This work has been funded by a multi-million-pound grant from Innovate UK, a non-departmental public body funded by the government and designed to drive research and development into new technologies. Broader strategies in Whitehall include the government’s Road to Zero strategy.
One element of the initiative sets out the ambition that as many as 70% of new cars sold in the UK will be of the ultra-low emission variety by 2030. Just five years later, the government plans to ban sales of internal combustion-engined vehicles completely.
Invest in higher voltages
The majority of today’s EVs are equipped with 400V systems, sufficient in delivering the power requirements of typical eDrive systems. Only motorsport and supercar applications have tended to feature drivetrains equipped with higher voltages.
To enable rapid charging and avoid expensive on-board power electronics, future EV architectures will need a system voltage to match that of rapid chargers. If the UK’s low carbon vehicle engineering sector focused on developing 800V systems for widespread use, costs would come down and the UK would be in a better place to serve the upcoming needs of vehicle manufacturers and their next-generation line-up of EVs.
Frost warns: “The challenges will be that high voltage ancillaries such as A/C compressors, heaters, chargers, battery management systems and inverters will all need developing to transition to higher voltage systems, avoid step-down converters and enable simplified electrical architectures.
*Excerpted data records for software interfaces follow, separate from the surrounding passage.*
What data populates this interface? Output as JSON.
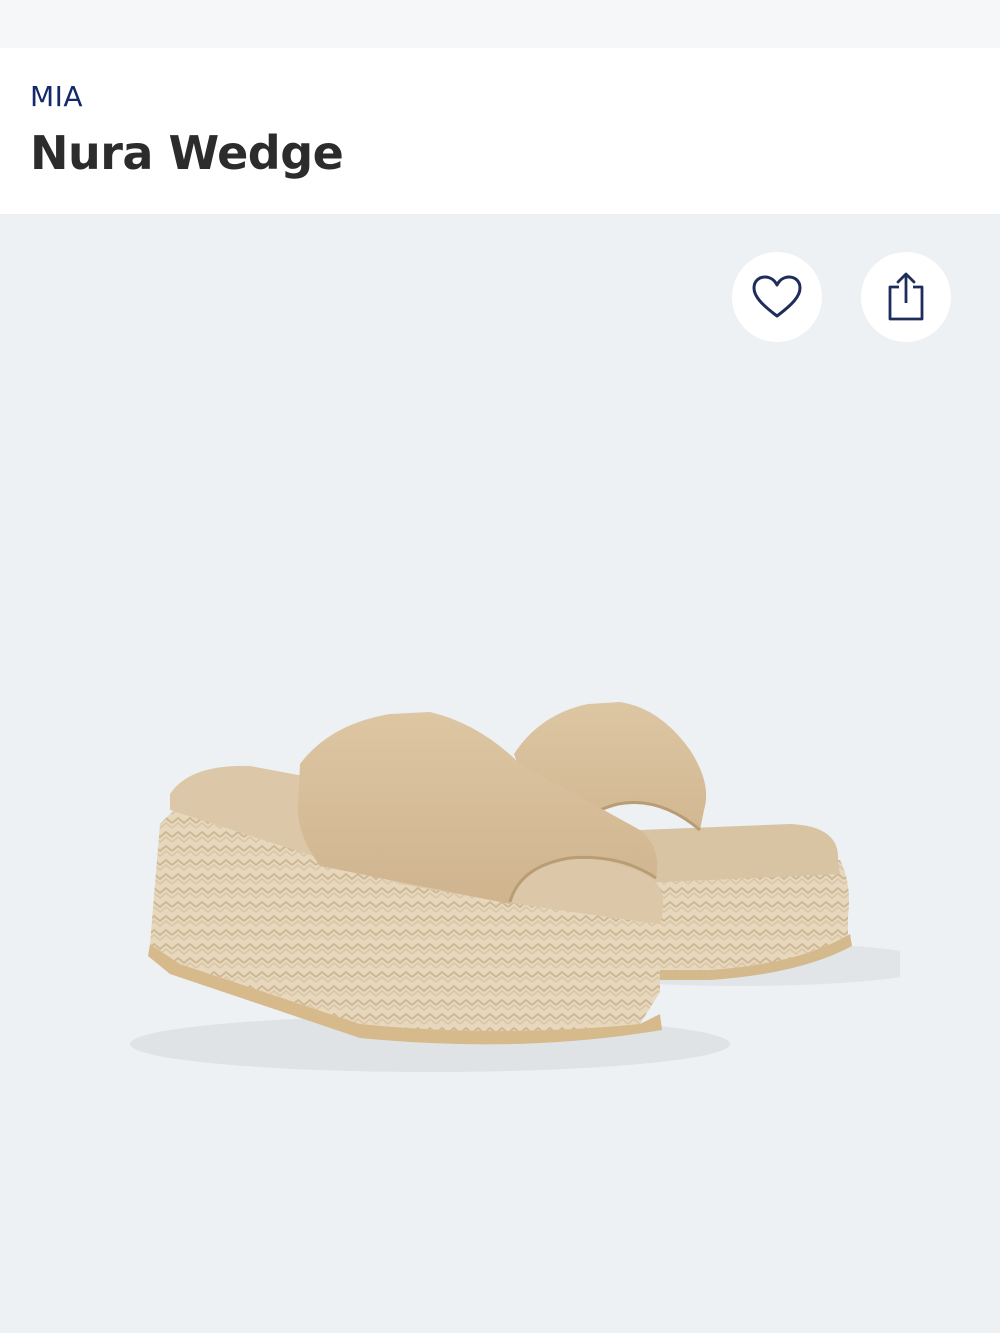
{
  "product": {
    "brand": "MIA",
    "name": "Nura Wedge"
  },
  "actions": {
    "favorite_icon": "heart-outline-icon",
    "share_icon": "share-upload-icon"
  },
  "colors": {
    "brand_text": "#14296b",
    "title_text": "#2c2c2c",
    "image_background": "#edf1f3",
    "icon_stroke": "#1f2d5c"
  }
}
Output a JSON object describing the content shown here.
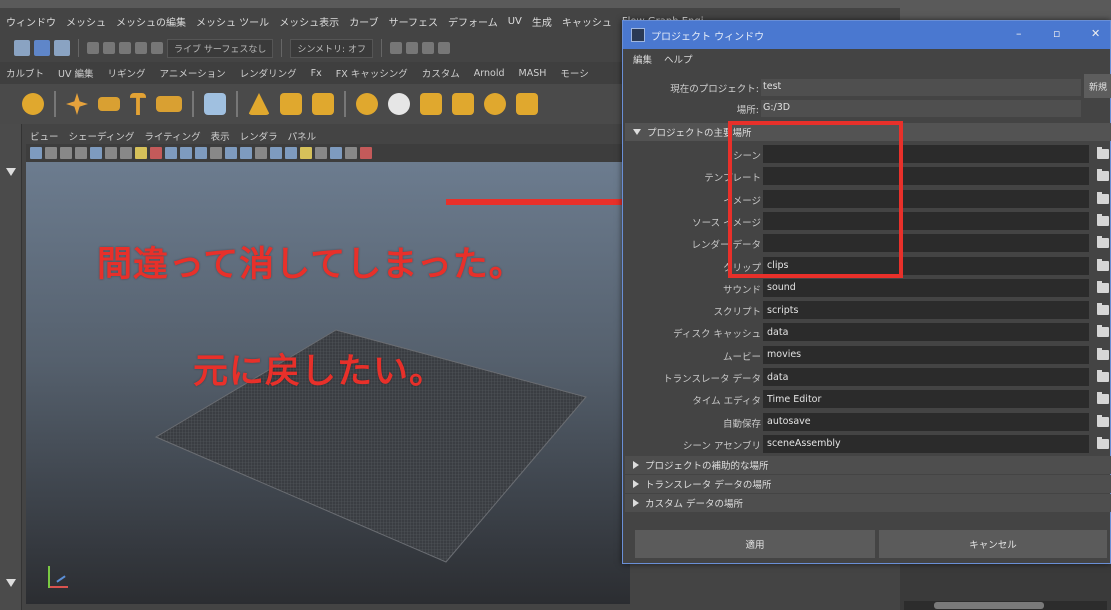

Therefore, investing in all of these systems will be necessary in order to offer manufacturers a complete solution”.
Invest in UK manufacturing and supply chains
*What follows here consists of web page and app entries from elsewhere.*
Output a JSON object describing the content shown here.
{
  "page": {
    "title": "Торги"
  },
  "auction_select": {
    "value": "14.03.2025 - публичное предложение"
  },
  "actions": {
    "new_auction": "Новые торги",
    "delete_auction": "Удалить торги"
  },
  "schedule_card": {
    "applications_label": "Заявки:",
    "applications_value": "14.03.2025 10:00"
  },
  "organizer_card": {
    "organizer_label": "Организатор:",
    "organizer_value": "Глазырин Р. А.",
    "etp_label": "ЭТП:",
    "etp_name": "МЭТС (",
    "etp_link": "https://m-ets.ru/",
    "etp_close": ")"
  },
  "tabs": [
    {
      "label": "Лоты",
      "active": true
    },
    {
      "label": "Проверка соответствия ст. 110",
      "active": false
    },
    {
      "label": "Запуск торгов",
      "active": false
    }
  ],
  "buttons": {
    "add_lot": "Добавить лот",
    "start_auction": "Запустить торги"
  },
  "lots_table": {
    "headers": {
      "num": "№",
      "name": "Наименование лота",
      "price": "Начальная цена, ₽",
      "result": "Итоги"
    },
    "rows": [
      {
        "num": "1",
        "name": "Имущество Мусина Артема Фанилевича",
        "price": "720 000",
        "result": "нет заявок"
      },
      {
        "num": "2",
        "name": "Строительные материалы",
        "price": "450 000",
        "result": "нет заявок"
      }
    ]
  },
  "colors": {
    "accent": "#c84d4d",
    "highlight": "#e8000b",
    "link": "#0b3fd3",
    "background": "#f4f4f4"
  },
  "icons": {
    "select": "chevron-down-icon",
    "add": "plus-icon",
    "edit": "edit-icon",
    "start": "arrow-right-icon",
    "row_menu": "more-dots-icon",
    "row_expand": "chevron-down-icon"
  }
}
The automotive industry is more global today than it has ever been before. Over the years, more and more production has been shifted to countries with lower labour rates, compared to the higher labour rates enjoyed here in the UK.
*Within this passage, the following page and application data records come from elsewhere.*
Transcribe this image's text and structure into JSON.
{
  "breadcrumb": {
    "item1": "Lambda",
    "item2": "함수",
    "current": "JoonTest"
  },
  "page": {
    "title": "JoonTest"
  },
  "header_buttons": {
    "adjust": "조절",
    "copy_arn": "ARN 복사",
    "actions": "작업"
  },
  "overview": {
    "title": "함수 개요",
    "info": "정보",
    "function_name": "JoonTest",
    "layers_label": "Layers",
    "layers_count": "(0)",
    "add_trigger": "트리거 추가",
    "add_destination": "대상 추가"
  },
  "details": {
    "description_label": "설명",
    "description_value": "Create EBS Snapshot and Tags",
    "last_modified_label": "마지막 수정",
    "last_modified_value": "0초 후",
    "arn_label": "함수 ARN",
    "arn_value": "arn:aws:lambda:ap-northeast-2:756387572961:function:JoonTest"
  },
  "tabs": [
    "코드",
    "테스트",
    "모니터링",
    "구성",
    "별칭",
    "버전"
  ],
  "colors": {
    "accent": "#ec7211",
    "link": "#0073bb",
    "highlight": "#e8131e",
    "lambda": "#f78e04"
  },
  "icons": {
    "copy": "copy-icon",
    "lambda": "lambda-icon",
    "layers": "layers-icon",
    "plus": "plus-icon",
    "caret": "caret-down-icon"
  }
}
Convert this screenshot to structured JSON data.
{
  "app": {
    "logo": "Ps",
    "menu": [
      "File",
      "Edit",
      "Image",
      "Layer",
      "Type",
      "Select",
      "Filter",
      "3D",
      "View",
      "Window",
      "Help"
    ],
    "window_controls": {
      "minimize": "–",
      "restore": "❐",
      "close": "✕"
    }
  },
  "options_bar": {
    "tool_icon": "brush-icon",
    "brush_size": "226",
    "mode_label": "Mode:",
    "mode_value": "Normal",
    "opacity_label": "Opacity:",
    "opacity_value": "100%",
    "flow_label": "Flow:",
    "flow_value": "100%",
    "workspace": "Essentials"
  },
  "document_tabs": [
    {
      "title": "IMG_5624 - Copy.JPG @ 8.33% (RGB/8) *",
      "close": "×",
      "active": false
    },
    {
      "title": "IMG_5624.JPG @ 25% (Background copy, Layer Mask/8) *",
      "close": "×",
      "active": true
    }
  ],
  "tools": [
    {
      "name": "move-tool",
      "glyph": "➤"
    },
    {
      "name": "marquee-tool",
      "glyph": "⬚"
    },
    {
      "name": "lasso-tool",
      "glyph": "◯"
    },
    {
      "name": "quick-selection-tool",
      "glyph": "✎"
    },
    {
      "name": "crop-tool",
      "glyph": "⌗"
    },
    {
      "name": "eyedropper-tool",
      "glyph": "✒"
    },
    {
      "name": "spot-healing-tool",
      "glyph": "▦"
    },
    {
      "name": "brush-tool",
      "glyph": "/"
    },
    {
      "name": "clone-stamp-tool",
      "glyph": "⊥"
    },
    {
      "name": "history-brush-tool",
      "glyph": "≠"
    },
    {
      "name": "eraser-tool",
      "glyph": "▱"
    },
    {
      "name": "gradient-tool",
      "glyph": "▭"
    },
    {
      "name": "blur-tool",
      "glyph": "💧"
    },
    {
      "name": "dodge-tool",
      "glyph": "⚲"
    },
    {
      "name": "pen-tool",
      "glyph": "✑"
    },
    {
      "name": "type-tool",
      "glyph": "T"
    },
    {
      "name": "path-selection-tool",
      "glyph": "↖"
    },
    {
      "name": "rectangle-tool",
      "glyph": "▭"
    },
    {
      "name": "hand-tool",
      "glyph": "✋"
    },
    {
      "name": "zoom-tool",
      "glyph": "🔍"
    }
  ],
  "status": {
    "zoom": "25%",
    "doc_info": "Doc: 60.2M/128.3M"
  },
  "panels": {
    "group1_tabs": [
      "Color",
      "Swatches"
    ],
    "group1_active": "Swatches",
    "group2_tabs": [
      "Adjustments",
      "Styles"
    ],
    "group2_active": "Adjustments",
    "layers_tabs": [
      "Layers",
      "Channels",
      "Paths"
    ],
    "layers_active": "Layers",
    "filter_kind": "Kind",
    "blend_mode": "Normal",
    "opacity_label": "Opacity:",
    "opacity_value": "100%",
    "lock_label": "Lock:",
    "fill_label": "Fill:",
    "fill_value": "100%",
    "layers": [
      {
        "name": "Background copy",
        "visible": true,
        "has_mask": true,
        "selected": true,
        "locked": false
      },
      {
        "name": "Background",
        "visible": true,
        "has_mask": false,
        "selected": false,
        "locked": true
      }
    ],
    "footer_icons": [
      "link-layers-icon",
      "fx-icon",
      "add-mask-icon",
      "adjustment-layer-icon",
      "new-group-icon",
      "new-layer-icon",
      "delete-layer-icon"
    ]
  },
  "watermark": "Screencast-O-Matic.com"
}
The ramp-up in EV production is likely to have one of the most profound effects on the automotive supply chain that the industry has seen since the birth of the automobile. While low-cost countries benefited from the commodification of a large number of petrol and diesel engine driveline components, the simplicity of an EV driveline and its dependence on high-quality components could throw the global supply chain into some turmoil.
Modern EV powertrains feature far fewer components than combustion-engined versions, with most being made up of approximately 45 parts. With the high-tech nature of EV motors and their mass for shipping, many in the industry think that we will see more motor production in more high labour cost countries, such as in the UK and Europe. Investing now and developing a comprehensive EV supply chain and manufacturing base will help to attract motor manufacturers far and wide.
Of course, the need to reduce component and manufacturing costs will still continue. In recent decades, the UK and Europe have been at the forefront of manufacturing premium vehicles for the global market. As these vehicles demand higher prices, the expectation is that these EVs will continue to be made here, as the higher labour rates will be absorbed by the higher prices of the end product.
Frost does acknowledge that the difference with EV motor production is the ability to increase the level of automation compared to internal combustion engine production. “The cost of labour may be less critical in the future compared to material, design, manufacturing know-how and intellectual property costs. This may result in less migration of motor manufacture to Asia and other regions where labour rates are lower, assuming the next generation of leading technology is developed here in the UK.”
It’s easy to revel in our nation’s history of driving change in transport through innovation, but investment and adaptability are key. From the point of view of the economy and the environment, EV momentum must be maintained to ensure the UK can flourish in a new era of low-carbon road transportation.